“Perfect weather for the All Blacks to attack,” Stuart Barnes contends.
“New Zealand by eight or nine,” Keith Wood predicts.
“New Zealand by a lot,” Matt Williams forecasts.
“Don’t go trick or treating,” Matt Cooper warns viewers.
As this particular viewer used to be one of the Cork man’s underlings, the notion couldn’t be further from my mind.
Over to Twickenham. The Red Arrows perform a flyover. The anthems are sung. Naturally there follows – yawn — the haka.
It is life, it is death, it is a monumentally self-indulgent piece of onanism which has no place at a World Cup final.
This being October 31st, all sorts of weirdos are cavorting around the place. Look, there’s a New Zealand woman dressed up as a witch! And oooh, there’s a blonde lady from Australia dressed up as Kylie Minogue! Aptly enough, sitting in the soft seats is none other than Prince Harry, a man with plenty of previous when it comes to dressing up in interesting costumes.
One shudders to think of his outfit tonight.
Away we go and within a few minutes of a game involving two other nations we’re treated, irritatingly, to a blast of ‘Swing Low, Sweet Chariot’ from the locals in the crowd. Come on. I mean, what kind of people go to a game their country isn’t playing in and – look at us, look at us! — insist on singing their own battle song? Sorry, English fans, this ain’t about you, so please refrain from trying to make it about you. You’d never get the Irish fans doing that. Oh, hang on a minute...
Dan Carter a penalty for New Zealand. Bernard Foley a penalty to level it. The camera cuts to the lady dressed up as Kylie Minogue. Hang on a minute... she is Kylie Minogue. Or is she? Conor McNamara and Stuart discuss this weighty topic for a moment before concluding she is. Bet they won’t be able to get her out of their heads tonight.
The half wears on and even to this rugby ignoramus it’s clear there’s only going to be one winner. Years of watching a team sport, whatever the sport, equips one with an eye for recognising the superior side in a match. The All Blacks are smoother and more controlled, their first touch cleaner, their ability to do the simple things correctly markedly more pronounced.
They have the momentum. They have the locomotion. (Sorry.) At half-time it’s 16-3 to the holders. Time for a nice cup of tea. Time for a switch of channels and the full-times from the Premier League. Time, in defiance of Matt Cooper, to go trick or treating in my home-made Marty Morrissey outfit. Having scared several old ladies I return after a couple of hours with a bag full of swag.

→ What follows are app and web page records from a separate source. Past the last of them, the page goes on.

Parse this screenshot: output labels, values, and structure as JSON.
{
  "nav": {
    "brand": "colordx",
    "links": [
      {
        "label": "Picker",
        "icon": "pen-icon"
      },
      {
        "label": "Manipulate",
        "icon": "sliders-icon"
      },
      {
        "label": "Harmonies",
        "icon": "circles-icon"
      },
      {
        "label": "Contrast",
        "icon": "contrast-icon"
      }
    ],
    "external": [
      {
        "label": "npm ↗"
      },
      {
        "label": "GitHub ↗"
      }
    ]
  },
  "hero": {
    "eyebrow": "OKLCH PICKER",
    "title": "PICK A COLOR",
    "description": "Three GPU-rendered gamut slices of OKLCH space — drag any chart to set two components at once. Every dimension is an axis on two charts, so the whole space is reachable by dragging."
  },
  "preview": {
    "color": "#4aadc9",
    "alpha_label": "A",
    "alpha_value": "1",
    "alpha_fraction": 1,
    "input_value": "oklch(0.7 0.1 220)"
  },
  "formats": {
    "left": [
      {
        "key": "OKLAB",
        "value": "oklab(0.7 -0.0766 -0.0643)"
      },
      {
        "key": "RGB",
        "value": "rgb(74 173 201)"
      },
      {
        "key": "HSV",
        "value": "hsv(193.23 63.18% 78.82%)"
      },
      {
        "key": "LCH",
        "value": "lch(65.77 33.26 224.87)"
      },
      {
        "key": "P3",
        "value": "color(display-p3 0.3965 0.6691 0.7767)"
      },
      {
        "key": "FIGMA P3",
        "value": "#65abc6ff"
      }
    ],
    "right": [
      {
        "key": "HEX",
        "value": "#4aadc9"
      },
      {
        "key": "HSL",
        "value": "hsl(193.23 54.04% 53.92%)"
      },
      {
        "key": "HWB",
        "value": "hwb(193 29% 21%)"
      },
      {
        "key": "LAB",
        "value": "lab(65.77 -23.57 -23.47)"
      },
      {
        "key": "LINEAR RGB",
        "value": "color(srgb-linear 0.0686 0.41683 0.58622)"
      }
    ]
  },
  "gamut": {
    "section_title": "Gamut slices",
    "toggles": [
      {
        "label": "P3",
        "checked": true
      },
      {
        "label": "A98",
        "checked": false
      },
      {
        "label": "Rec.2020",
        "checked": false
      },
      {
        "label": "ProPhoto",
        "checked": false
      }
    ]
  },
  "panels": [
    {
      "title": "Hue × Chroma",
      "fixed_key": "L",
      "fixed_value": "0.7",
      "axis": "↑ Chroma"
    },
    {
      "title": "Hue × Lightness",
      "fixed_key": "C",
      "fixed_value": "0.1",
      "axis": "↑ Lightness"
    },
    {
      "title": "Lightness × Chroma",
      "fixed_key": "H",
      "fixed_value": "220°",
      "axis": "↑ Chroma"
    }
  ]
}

Fortunately TV3’s ad break is only finishing. Back in studio it’s as though it’s general election day and the experts are making an early call on the make-up of the next government. New Zealand are “clinical, accurate, consistent,” says Keith. Australia’s lineout and restart have failed, laments Matt Williams. He doesn’t know how much they have left in the tank, even at this stage, but it could end up “a big win” for the favourites.
The All Blacks are leading 21-3 when Ben Smith decides to pull an Umaga/O’Driscoll on Drew Mitchell, upon which everything changes. They’re down to 14 men for the next 10 minutes. Australia should be so lucky. Lucky, lucky, lucky. (Sorry again.) Within 30 seconds David Pocock has a try.

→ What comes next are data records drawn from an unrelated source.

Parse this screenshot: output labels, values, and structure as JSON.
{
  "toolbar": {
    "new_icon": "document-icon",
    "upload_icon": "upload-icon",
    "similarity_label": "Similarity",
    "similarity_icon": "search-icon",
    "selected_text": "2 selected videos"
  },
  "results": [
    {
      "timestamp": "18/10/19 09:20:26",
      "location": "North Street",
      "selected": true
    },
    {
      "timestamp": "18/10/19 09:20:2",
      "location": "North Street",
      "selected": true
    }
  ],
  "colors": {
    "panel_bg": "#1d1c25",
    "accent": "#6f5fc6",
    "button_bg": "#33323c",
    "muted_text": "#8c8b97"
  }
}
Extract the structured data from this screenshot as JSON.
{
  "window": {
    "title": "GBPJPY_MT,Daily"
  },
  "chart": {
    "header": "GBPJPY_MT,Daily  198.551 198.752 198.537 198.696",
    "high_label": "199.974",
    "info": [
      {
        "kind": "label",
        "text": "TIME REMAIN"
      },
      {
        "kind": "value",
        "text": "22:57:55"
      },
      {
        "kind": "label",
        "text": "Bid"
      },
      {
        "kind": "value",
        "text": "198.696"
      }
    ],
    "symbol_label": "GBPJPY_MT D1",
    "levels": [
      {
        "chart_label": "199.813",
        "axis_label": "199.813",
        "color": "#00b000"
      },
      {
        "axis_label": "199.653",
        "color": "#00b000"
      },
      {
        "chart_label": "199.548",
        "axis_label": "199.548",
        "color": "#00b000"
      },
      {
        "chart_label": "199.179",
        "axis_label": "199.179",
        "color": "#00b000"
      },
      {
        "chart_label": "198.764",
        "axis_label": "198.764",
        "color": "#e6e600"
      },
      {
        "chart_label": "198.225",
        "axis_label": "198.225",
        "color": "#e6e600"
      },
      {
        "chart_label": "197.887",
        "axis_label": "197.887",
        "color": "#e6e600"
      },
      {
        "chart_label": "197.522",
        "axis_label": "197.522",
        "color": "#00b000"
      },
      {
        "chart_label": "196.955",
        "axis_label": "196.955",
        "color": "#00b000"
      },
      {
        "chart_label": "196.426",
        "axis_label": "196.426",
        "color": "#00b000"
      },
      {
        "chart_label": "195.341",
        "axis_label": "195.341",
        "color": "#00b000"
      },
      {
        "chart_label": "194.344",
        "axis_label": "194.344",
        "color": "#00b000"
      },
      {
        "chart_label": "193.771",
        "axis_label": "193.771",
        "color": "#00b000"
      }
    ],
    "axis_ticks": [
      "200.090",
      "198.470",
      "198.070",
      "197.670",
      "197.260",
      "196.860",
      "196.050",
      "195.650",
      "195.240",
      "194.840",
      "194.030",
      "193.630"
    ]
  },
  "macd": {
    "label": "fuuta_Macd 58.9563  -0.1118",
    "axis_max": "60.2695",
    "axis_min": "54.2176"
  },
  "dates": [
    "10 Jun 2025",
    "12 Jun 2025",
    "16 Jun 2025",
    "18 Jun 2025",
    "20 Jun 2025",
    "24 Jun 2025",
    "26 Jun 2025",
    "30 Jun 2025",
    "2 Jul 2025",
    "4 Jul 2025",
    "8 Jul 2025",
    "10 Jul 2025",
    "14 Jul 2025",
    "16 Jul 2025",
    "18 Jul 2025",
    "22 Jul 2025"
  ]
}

Tevita Kuridrani adds another before Smith has served his sentence. Improbably only four points separate the protagonists and Ms Minogue is no doubt – apologies, I’m clean out of Kylie songs for puntastic purposes by now.
New Zealand do what the better teams always do. They maintain their composure and play their way back into the argument. Dan Carter, the unstoppable scoring machine, steadies the ship and the winners finish with a flourish.

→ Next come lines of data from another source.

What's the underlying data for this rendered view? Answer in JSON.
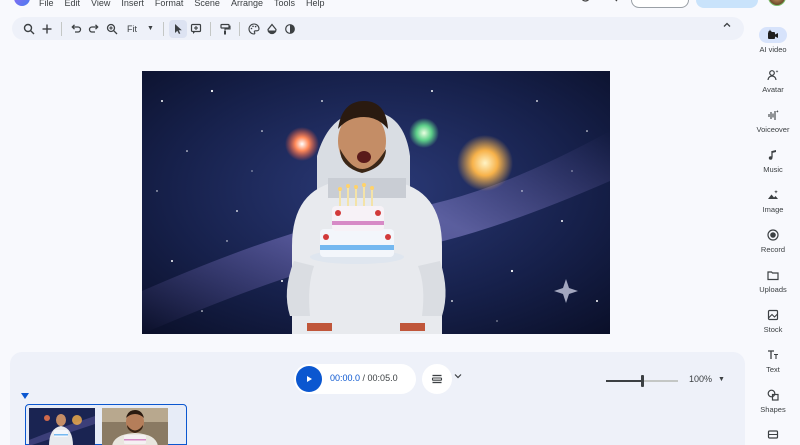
{
  "menu": {
    "items": [
      {
        "label": "File"
      },
      {
        "label": "Edit"
      },
      {
        "label": "View"
      },
      {
        "label": "Insert"
      },
      {
        "label": "Format"
      },
      {
        "label": "Scene"
      },
      {
        "label": "Arrange"
      },
      {
        "label": "Tools"
      },
      {
        "label": "Help"
      }
    ]
  },
  "toolbar": {
    "icons": [
      "search-icon",
      "plus-icon",
      "undo-icon",
      "redo-icon",
      "zoom-icon",
      "select-icon",
      "comment-icon",
      "paint-format-icon",
      "palette-icon",
      "fill-icon",
      "stroke-icon"
    ],
    "zoom_label": "Fit"
  },
  "right_panel": {
    "items": [
      {
        "label": "AI video",
        "icon": "ai-video-icon",
        "selected": true
      },
      {
        "label": "Avatar",
        "icon": "avatar-icon"
      },
      {
        "label": "Voiceover",
        "icon": "voiceover-icon"
      },
      {
        "label": "Music",
        "icon": "music-icon"
      },
      {
        "label": "Image",
        "icon": "image-icon"
      },
      {
        "label": "Record",
        "icon": "record-icon"
      },
      {
        "label": "Uploads",
        "icon": "uploads-icon"
      },
      {
        "label": "Stock",
        "icon": "stock-icon"
      },
      {
        "label": "Text",
        "icon": "text-icon"
      },
      {
        "label": "Shapes",
        "icon": "shapes-icon"
      }
    ]
  },
  "playback": {
    "current_time": "00:00.0",
    "separator": " / ",
    "total_time": "00:05.0"
  },
  "timeline": {
    "zoom_value": "100%",
    "zoom_level": 0.5,
    "scenes": [
      {
        "id": "scene-1",
        "subject": "astronaut"
      },
      {
        "id": "scene-2",
        "subject": "man-with-cake"
      }
    ]
  },
  "colors": {
    "accent": "#0b57d0",
    "selected_bg": "#d7e3fb",
    "panel_bg": "#eef1f9"
  }
}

Liam Toland, one of the stars of TV3’s coverage, nutshells it neatly. “There’s a million reasons why New Zealand won. Quality setpiece. Buckets of physicality. And ultimately you need to have skill.” The men in black have the lot. Scary alright.